“As societies battened down the hatches and imposed quarantines, one European country appeared to take a different approach. In Sweden, there have been no invasive lockdowns to mitigate the spread of the coronavirus. Restaurants and even nightclubs are operating, though under guidelines to enforce social distancing. Schools for students under the age of 16 remain open. Large gatherings are restricted to a maximum of 50 people, a far cry from the enforced confinement imposed on entire cities in other parts of Europe.
These seemingly lax measures attracted the attention of lockdown skeptics elsewhere, who hailed the “Swedish model” as an example of how a Western democracy ought to deal with the pandemic. It became a cause celebre among American conservatives, who resent the economic toll exacted by social distancing restrictions. Even for nonconservatives, the Swedish approach is now being invoked as an obvious “alternative” to what prevails. New York Times columnist Thomas Friedman suggested this weekend that President Trump may hope to “follow Sweden” as he seeks to “reopen” the American economy”

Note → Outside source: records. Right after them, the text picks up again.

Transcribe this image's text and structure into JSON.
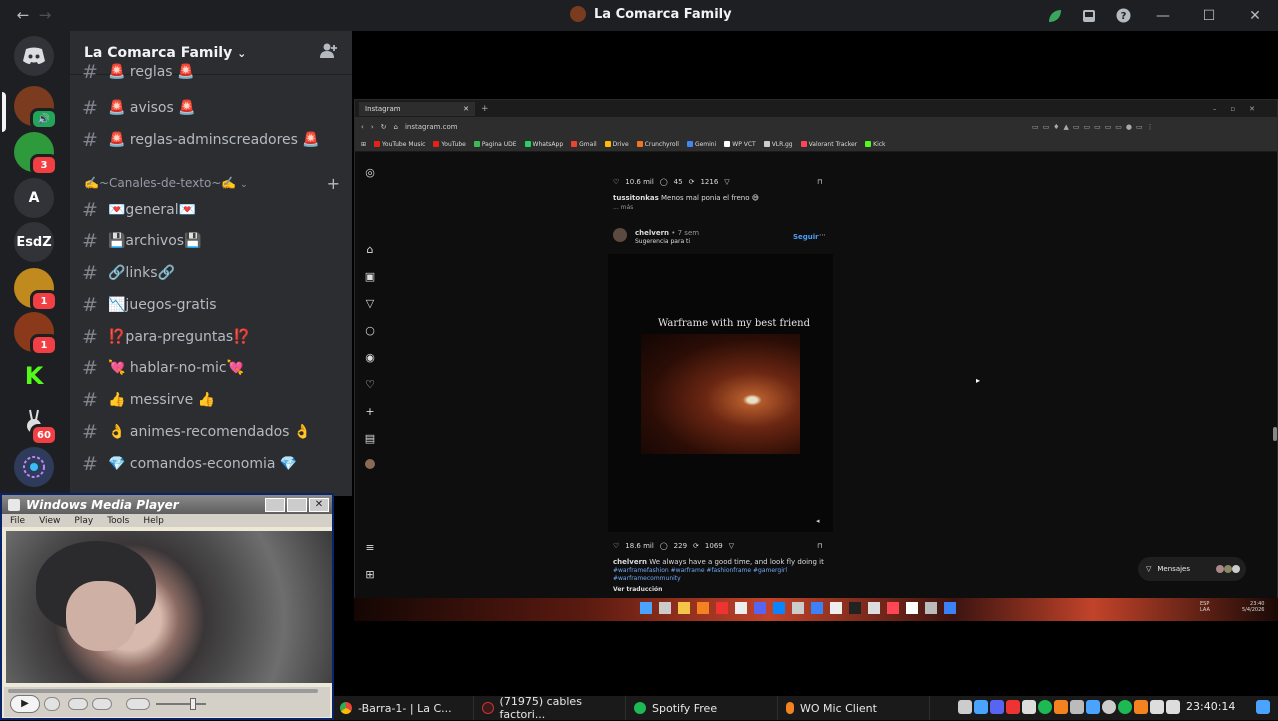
{
  "titlebar": {
    "title": "La Comarca Family",
    "back": "←",
    "forward": "→"
  },
  "rail": {
    "servers": [
      {
        "label": "",
        "badge": "",
        "color": "#5865f2"
      },
      {
        "label": "",
        "badge": "",
        "color": "#7a3b1e"
      },
      {
        "label": "",
        "badge": "3",
        "color": "#2e9a3c"
      },
      {
        "label": "A",
        "badge": "",
        "color": "#313338"
      },
      {
        "label": "EsdZ",
        "badge": "",
        "color": "#313338"
      },
      {
        "label": "",
        "badge": "1",
        "color": "#c08a1e"
      },
      {
        "label": "",
        "badge": "1",
        "color": "#8a3a1a"
      },
      {
        "label": "K",
        "badge": "",
        "color": "#1e1f22"
      },
      {
        "label": "",
        "badge": "60",
        "color": "#1e1f22"
      },
      {
        "label": "",
        "badge": "",
        "color": "#2e3b5a"
      }
    ]
  },
  "guild": {
    "name": "La Comarca Family"
  },
  "channels": {
    "top": [
      {
        "name": "🚨 reglas 🚨"
      },
      {
        "name": "🚨 avisos 🚨"
      },
      {
        "name": "🚨 reglas-adminscreadores 🚨"
      }
    ],
    "category": "✍️~Canales-de-texto~✍️",
    "text": [
      {
        "name": "💌general💌"
      },
      {
        "name": "💾archivos💾"
      },
      {
        "name": "🔗links🔗"
      },
      {
        "name": "📉juegos-gratis"
      },
      {
        "name": "⁉️para-preguntas⁉️"
      },
      {
        "name": "💘 hablar-no-mic💘"
      },
      {
        "name": "👍 messirve 👍"
      },
      {
        "name": "👌 animes-recomendados 👌"
      },
      {
        "name": "💎 comandos-economia 💎"
      }
    ]
  },
  "browser": {
    "tab": "Instagram",
    "url": "instagram.com",
    "bookmarks": [
      "YouTube Music",
      "YouTube",
      "Pagina UDE",
      "WhatsApp",
      "Gmail",
      "Drive",
      "Crunchyroll",
      "Gemini",
      "WP VCT",
      "VLR.gg",
      "Valorant Tracker",
      "Kick"
    ],
    "post1": {
      "likes": "10.6 mil",
      "comments": "45",
      "shares": "1216",
      "user": "tussitonkas",
      "caption": "Menos mal ponia el freno 😅",
      "more": "... más"
    },
    "post2": {
      "user": "chelvern",
      "time": "• 7 sem",
      "suggest": "Sugerencia para ti",
      "follow": "Seguir",
      "overlay": "Warframe with my best friend",
      "likes": "18.6 mil",
      "comments": "229",
      "shares": "1069",
      "caption_user": "chelvern",
      "caption": "We always have a good time, and look fly doing it",
      "tags1": "#warframefashion #warframe #fashionframe #gamergirl",
      "tags2": "#warframecommunity",
      "translate": "Ver traducción"
    },
    "messages": "Mensajes",
    "clock1": "23:40",
    "clock2": "5/4/2026",
    "lang1": "ESP",
    "lang2": "LAA"
  },
  "wmp": {
    "title": "Windows Media Player",
    "menu": [
      "File",
      "View",
      "Play",
      "Tools",
      "Help"
    ]
  },
  "taskbar": {
    "tasks": [
      "-Barra-1- | La C...",
      "(71975) cables factori...",
      "Spotify Free",
      "WO Mic Client"
    ],
    "clock": "23:40:14"
  }
}
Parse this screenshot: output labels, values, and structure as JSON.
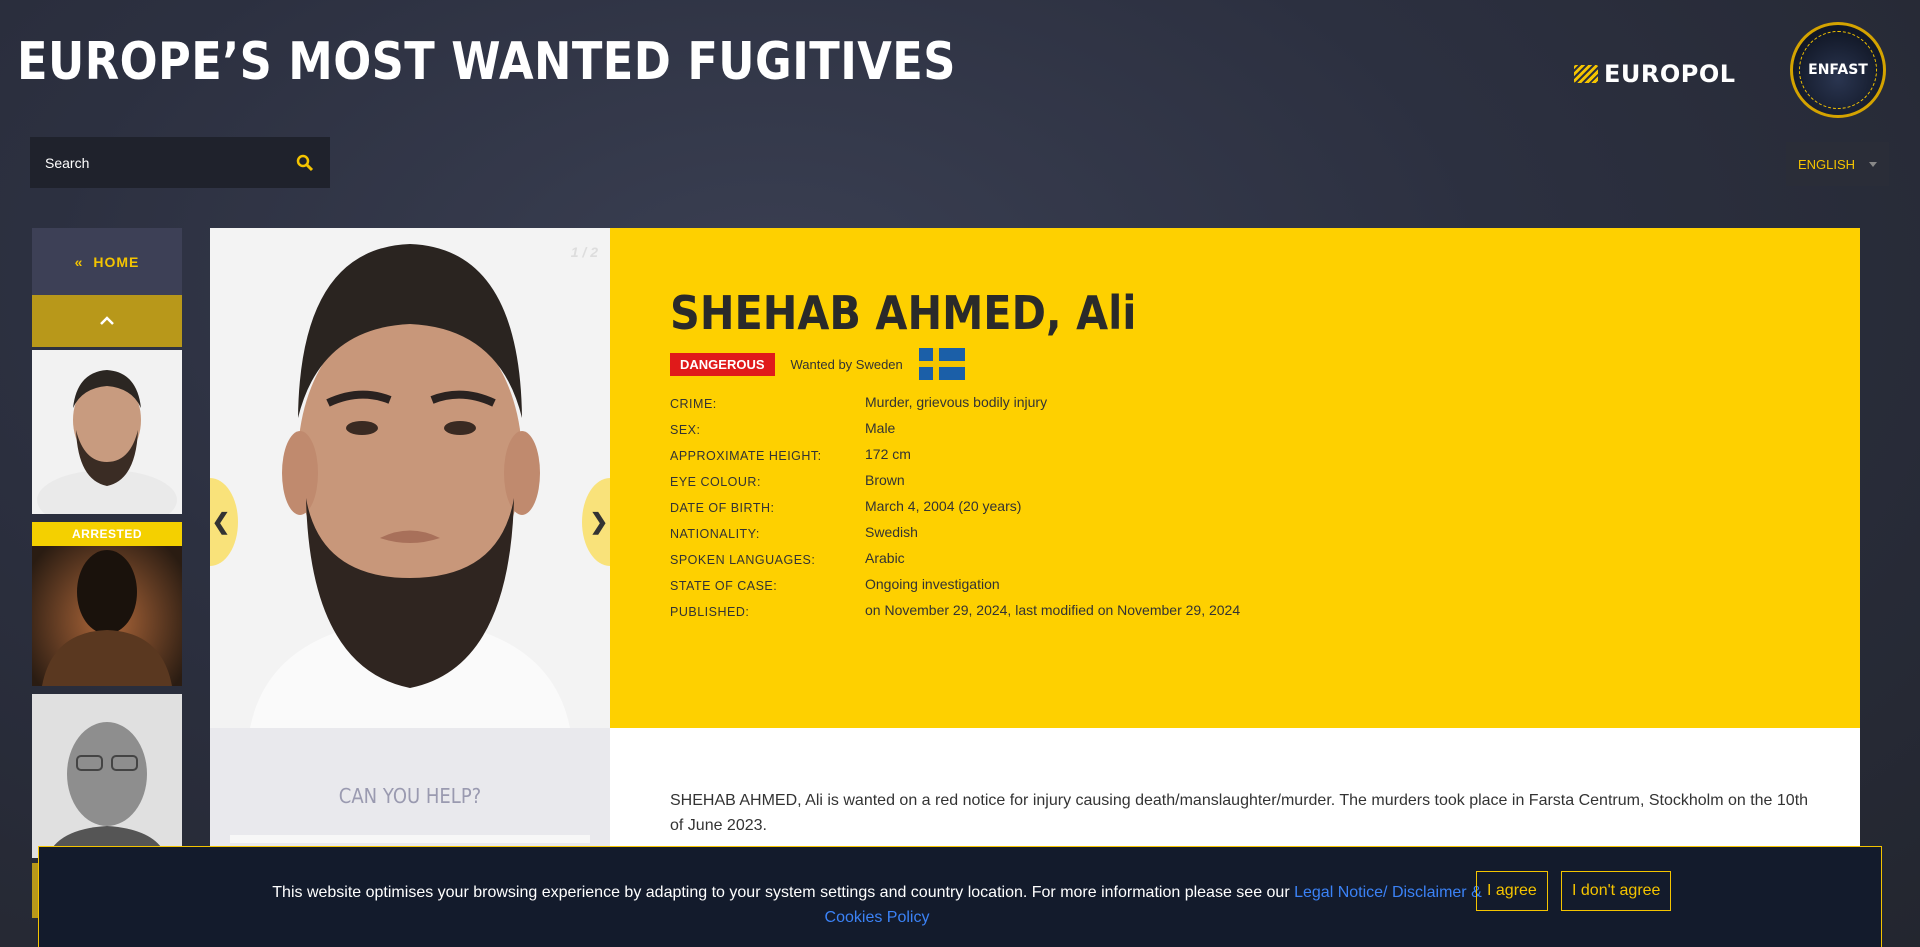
{
  "header": {
    "title": "EUROPE’S MOST WANTED FUGITIVES",
    "europol_logo_text": "EUROPOL",
    "enfast_logo_text": "ENFAST"
  },
  "search": {
    "label": "Search"
  },
  "language": {
    "selected": "ENGLISH"
  },
  "sidebar": {
    "home_label": "HOME",
    "home_icon": "«",
    "thumbnails": [
      {
        "status": ""
      },
      {
        "status": "ARRESTED"
      },
      {
        "status": ""
      }
    ]
  },
  "profile": {
    "photo_counter": "1 / 2",
    "prev_arrow": "❮",
    "next_arrow": "❯",
    "name": "SHEHAB AHMED, Ali",
    "badge": "DANGEROUS",
    "wanted_by": "Wanted by Sweden",
    "flag_icon": "sweden-flag-icon",
    "details": [
      {
        "label": "CRIME:",
        "value": "Murder, grievous bodily injury"
      },
      {
        "label": "SEX:",
        "value": "Male"
      },
      {
        "label": "APPROXIMATE HEIGHT:",
        "value": "172 cm"
      },
      {
        "label": "EYE COLOUR:",
        "value": "Brown"
      },
      {
        "label": "DATE OF BIRTH:",
        "value": "March 4, 2004 (20 years)"
      },
      {
        "label": "NATIONALITY:",
        "value": "Swedish"
      },
      {
        "label": "SPOKEN LANGUAGES:",
        "value": "Arabic"
      },
      {
        "label": "STATE OF CASE:",
        "value": "Ongoing investigation"
      },
      {
        "label": "PUBLISHED:",
        "value": "on November 29, 2024, last modified on November 29, 2024"
      }
    ],
    "help_title": "CAN YOU HELP?",
    "description": "SHEHAB AHMED, Ali is wanted on a red notice for injury causing death/manslaughter/murder. The murders took place in Farsta Centrum, Stockholm on the 10th of June 2023."
  },
  "cookie": {
    "text": "This website optimises your browsing experience by adapting to your system settings and country location. For more information please see our",
    "link_text": "Legal Notice/ Disclaimer & Cookies Policy",
    "agree": "I agree",
    "disagree": "I don't agree"
  },
  "colors": {
    "accent_yellow": "#fed000",
    "danger_red": "#e01a1a",
    "link_blue": "#3b82f6",
    "dark_bg": "#2c3040"
  }
}
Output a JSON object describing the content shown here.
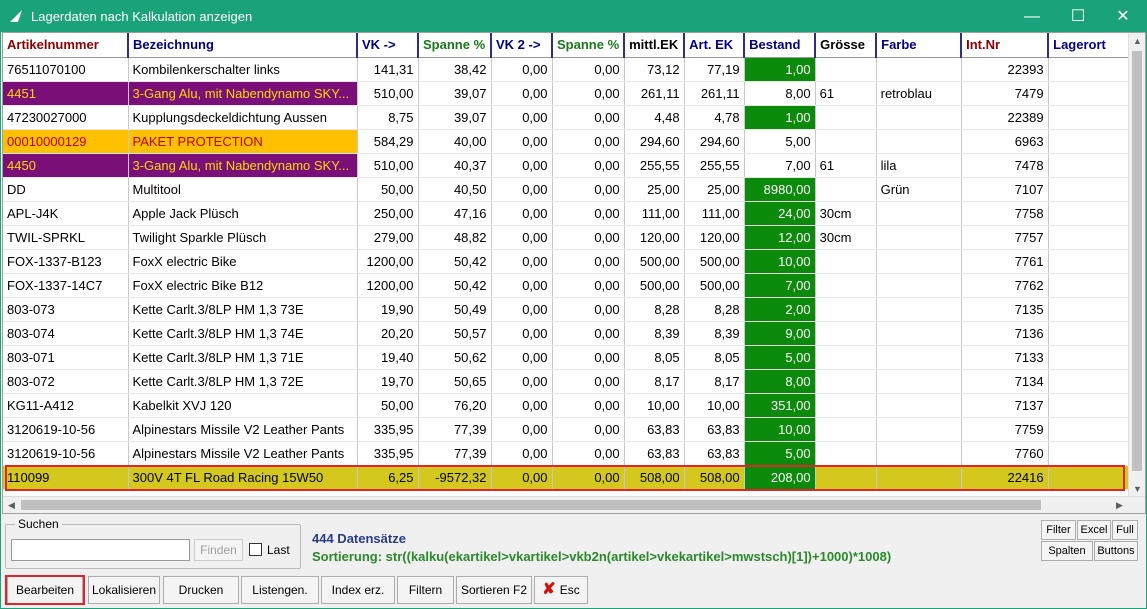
{
  "window": {
    "title": "Lagerdaten nach Kalkulation anzeigen",
    "minimize": "—",
    "maximize": "☐",
    "close": "✕"
  },
  "columns": [
    {
      "label": "Artikelnummer",
      "color": "#8b0000"
    },
    {
      "label": "Bezeichnung",
      "color": "#000080"
    },
    {
      "label": "VK ->",
      "color": "#000080"
    },
    {
      "label": "Spanne %",
      "color": "#1a7a1a"
    },
    {
      "label": "VK 2 ->",
      "color": "#000080"
    },
    {
      "label": "Spanne %",
      "color": "#1a7a1a"
    },
    {
      "label": "mittl.EK",
      "color": "#000000"
    },
    {
      "label": "Art. EK",
      "color": "#000080"
    },
    {
      "label": "Bestand",
      "color": "#000080"
    },
    {
      "label": "Grösse",
      "color": "#000000"
    },
    {
      "label": "Farbe",
      "color": "#000080"
    },
    {
      "label": "Int.Nr",
      "color": "#8b0000"
    },
    {
      "label": "Lagerort",
      "color": "#000080"
    }
  ],
  "rows": [
    {
      "style": "",
      "cells": [
        "76511070100",
        "Kombilenkerschalter links",
        "141,31",
        "38,42",
        "0,00",
        "0,00",
        "73,12",
        "77,19",
        "1,00",
        "",
        "",
        "22393",
        ""
      ]
    },
    {
      "style": "purple",
      "cells": [
        "4451",
        "3-Gang Alu, mit Nabendynamo SKY...",
        "510,00",
        "39,07",
        "0,00",
        "0,00",
        "261,11",
        "261,11",
        "8,00",
        "61",
        "retroblau",
        "7479",
        ""
      ]
    },
    {
      "style": "",
      "cells": [
        "47230027000",
        "Kupplungsdeckeldichtung Aussen",
        "8,75",
        "39,07",
        "0,00",
        "0,00",
        "4,48",
        "4,78",
        "1,00",
        "",
        "",
        "22389",
        ""
      ]
    },
    {
      "style": "orange",
      "cells": [
        "00010000129",
        "PAKET PROTECTION",
        "584,29",
        "40,00",
        "0,00",
        "0,00",
        "294,60",
        "294,60",
        "5,00",
        "",
        "",
        "6963",
        ""
      ]
    },
    {
      "style": "purple",
      "cells": [
        "4450",
        "3-Gang Alu, mit Nabendynamo SKY...",
        "510,00",
        "40,37",
        "0,00",
        "0,00",
        "255,55",
        "255,55",
        "7,00",
        "61",
        "lila",
        "7478",
        ""
      ]
    },
    {
      "style": "",
      "cells": [
        "DD",
        "Multitool",
        "50,00",
        "40,50",
        "0,00",
        "0,00",
        "25,00",
        "25,00",
        "8980,00",
        "",
        "Grün",
        "7107",
        ""
      ]
    },
    {
      "style": "",
      "cells": [
        "APL-J4K",
        "Apple Jack Plüsch",
        "250,00",
        "47,16",
        "0,00",
        "0,00",
        "111,00",
        "111,00",
        "24,00",
        "30cm",
        "",
        "7758",
        ""
      ]
    },
    {
      "style": "",
      "cells": [
        "TWIL-SPRKL",
        "Twilight Sparkle Plüsch",
        "279,00",
        "48,82",
        "0,00",
        "0,00",
        "120,00",
        "120,00",
        "12,00",
        "30cm",
        "",
        "7757",
        ""
      ]
    },
    {
      "style": "",
      "cells": [
        "FOX-1337-B123",
        "FoxX electric Bike",
        "1200,00",
        "50,42",
        "0,00",
        "0,00",
        "500,00",
        "500,00",
        "10,00",
        "",
        "",
        "7761",
        ""
      ]
    },
    {
      "style": "",
      "cells": [
        "FOX-1337-14C7",
        "FoxX electric Bike B12",
        "1200,00",
        "50,42",
        "0,00",
        "0,00",
        "500,00",
        "500,00",
        "7,00",
        "",
        "",
        "7762",
        ""
      ]
    },
    {
      "style": "",
      "cells": [
        "803-073",
        "Kette Carlt.3/8LP HM 1,3 73E",
        "19,90",
        "50,49",
        "0,00",
        "0,00",
        "8,28",
        "8,28",
        "2,00",
        "",
        "",
        "7135",
        ""
      ]
    },
    {
      "style": "",
      "cells": [
        "803-074",
        "Kette Carlt.3/8LP HM 1,3 74E",
        "20,20",
        "50,57",
        "0,00",
        "0,00",
        "8,39",
        "8,39",
        "9,00",
        "",
        "",
        "7136",
        ""
      ]
    },
    {
      "style": "",
      "cells": [
        "803-071",
        "Kette Carlt.3/8LP HM 1,3 71E",
        "19,40",
        "50,62",
        "0,00",
        "0,00",
        "8,05",
        "8,05",
        "5,00",
        "",
        "",
        "7133",
        ""
      ]
    },
    {
      "style": "",
      "cells": [
        "803-072",
        "Kette Carlt.3/8LP HM 1,3 72E",
        "19,70",
        "50,65",
        "0,00",
        "0,00",
        "8,17",
        "8,17",
        "8,00",
        "",
        "",
        "7134",
        ""
      ]
    },
    {
      "style": "",
      "cells": [
        "KG11-A412",
        "Kabelkit XVJ 120",
        "50,00",
        "76,20",
        "0,00",
        "0,00",
        "10,00",
        "10,00",
        "351,00",
        "",
        "",
        "7137",
        ""
      ]
    },
    {
      "style": "",
      "cells": [
        "3120619-10-56",
        "Alpinestars Missile V2 Leather Pants",
        "335,95",
        "77,39",
        "0,00",
        "0,00",
        "63,83",
        "63,83",
        "10,00",
        "",
        "",
        "7759",
        ""
      ]
    },
    {
      "style": "",
      "cells": [
        "3120619-10-56",
        "Alpinestars Missile V2 Leather Pants",
        "335,95",
        "77,39",
        "0,00",
        "0,00",
        "63,83",
        "63,83",
        "5,00",
        "",
        "",
        "7760",
        ""
      ]
    },
    {
      "style": "selected",
      "cells": [
        "110099",
        "300V 4T FL Road Racing 15W50",
        "6,25",
        "-9572,32",
        "0,00",
        "0,00",
        "508,00",
        "508,00",
        "208,00",
        "",
        "",
        "22416",
        ""
      ]
    }
  ],
  "search": {
    "legend": "Suchen",
    "value": "",
    "find_button": "Finden",
    "last_label": "Last"
  },
  "status": {
    "count": "444 Datensätze",
    "sort": "Sortierung: str((kalku(ekartikel>vkartikel>vkb2n(artikel>vkekartikel>mwstsch)[1])+1000)*1008)"
  },
  "side_buttons": [
    "Filter",
    "Excel",
    "Full",
    "Spalten",
    "Buttons"
  ],
  "buttons": [
    "Bearbeiten",
    "Lokalisieren",
    "Drucken",
    "Listengen.",
    "Index erz.",
    "Filtern",
    "Sortieren F2",
    "Esc"
  ]
}
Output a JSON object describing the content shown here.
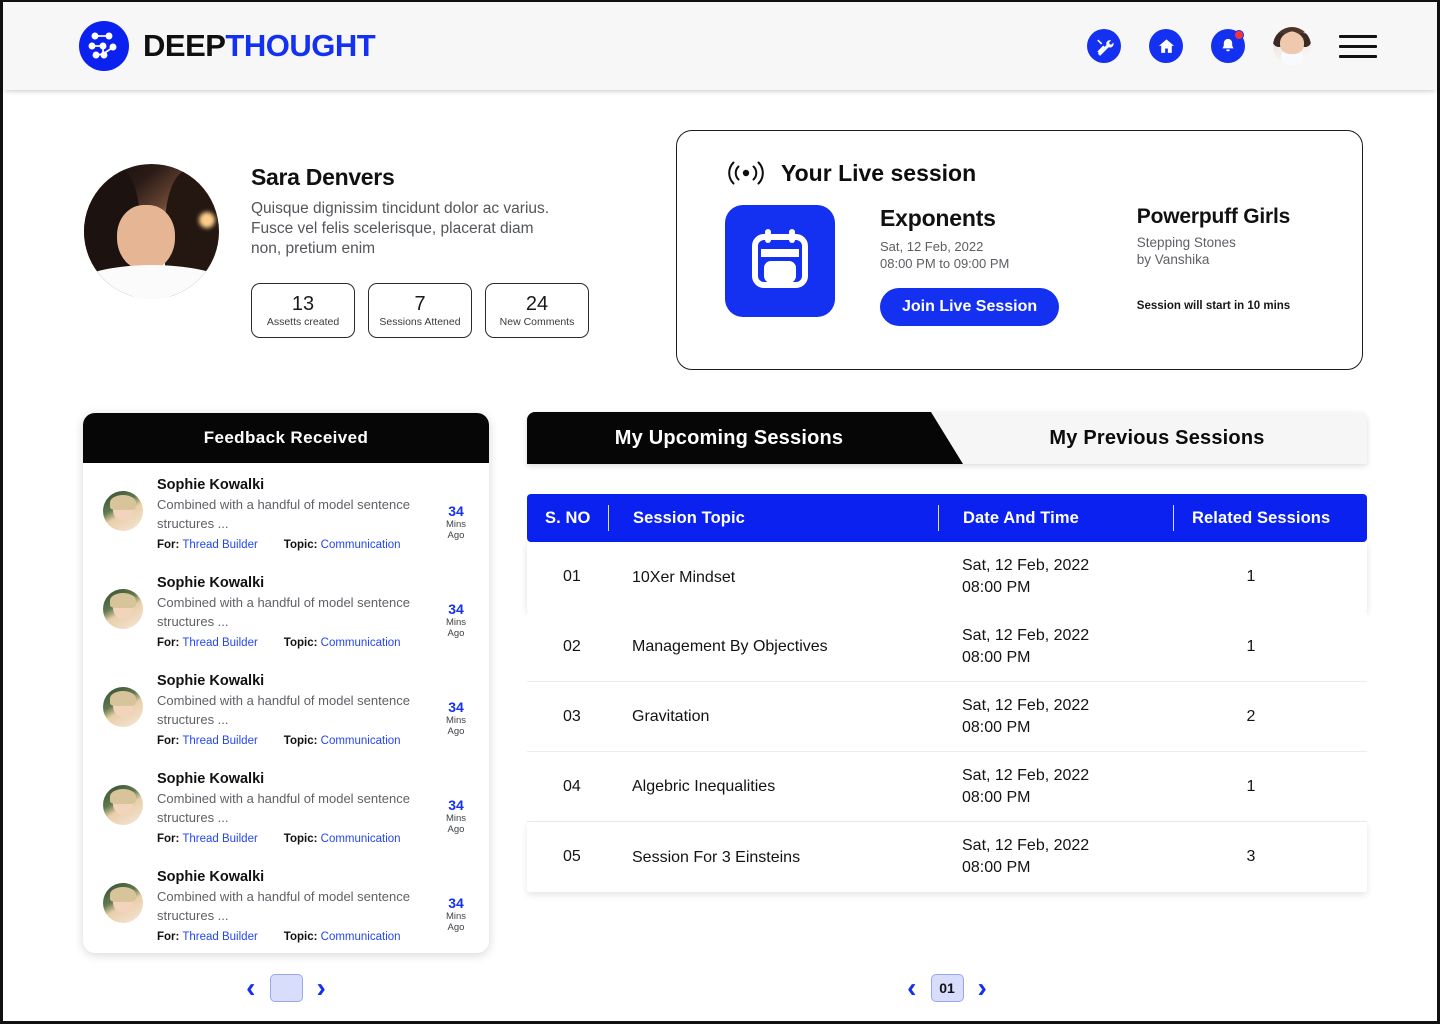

And then in November
“The Swedish government announced strict upcoming coronavirus-related restrictions amid rising case numbers, even though the Scandinavian nation didn’t lock down earlier during the pandemic.
Prime Minister Stefan Lofven announced the new restrictions on Monday during a press conference, according to Business Insider. The restrictions include limiting the size of public gatherings and halting fans from attending concerts, performances, and sports matches. Schools, workplaces, and private gatherings are not included in the ban.
In-person gatherings, which were allowed as long as they were less than 50 people, will now be cut to a maximum of eight people.”
“It is a clear and sharp signal to every person in our country as to what applies in the future. Don’t go to the gym. Don’t go to the library. Don’t have dinner out. Don’t have parties — cancel!” Lofven explained. “It’s going to get worse.”
The health of a country is often judged by life expectancy. How does the USA compare to comparable countries?
Life expectancy at birth in years, 2017
Japan 84.2 Switzerland 83.6 Australia 82.6 France 82.6 Sweden 82.5 Comparable Country Average 82.38 Canada 82.0 Netherlands 81.8 Austria 81.7 Belgium 81.6 United Kingdom 81.3 Germany 81.1 United States 78.6 (Ranks 37th among all countries and has been declining for the past five years)
What we do know is that for many people life expectancy is not as important as Quality life expectancy. What good is it to live to be 90 if the last 20 years are life without joy? HALE, or healthy life expectancy is a much better measure. What this means is the number of years we expect to lead a life with full mobility and free of pain without prescription life support. Using this criteria life expectancy in our country is only 66! Why is it so low? There are several; factors. Obesity rates, quality of healthcare (the USA only ranks 37th (same as life expectancy), immune system maintenance among others.
Kailasa Temple in Ellora, Maharashtra, India, is the world’s largest monolithic piece of art. Master craftspeople carved the gigantic structure from a single piece of solid rock in a cave on a mountainside. The entire building took more than two decades to carve. There are plenty of other mind-boggling facts about this ancient wonder while some of the history behind the temple has a bit of controversy attached to it.
Architects started from the top of the mountain and worked downward to carve the structure. The painstaking process removed more than 2,000,000 tons of volcanic rock between 757 and 783 A.D., according to archaeologists. Kailasa Temple is one of 34 caves in the area carved from solid rock. Other similar caves date back as early as 300 B.C.
Kailasa Temple covers more square footage than the Parthenon in Athens. Somehow, civilizations in India came and went without anyone noticing this magnificent art until 1682.
That’s when Mughal King Aurangzeb, a Muslim, ordered the temple destroyed so he could erase all traces of it. Despite three years and 1,000 men, Kailasa Temple endured. The rock was simply too hard to demolish, even though artisans used only hammers, chisels and picks to construct it.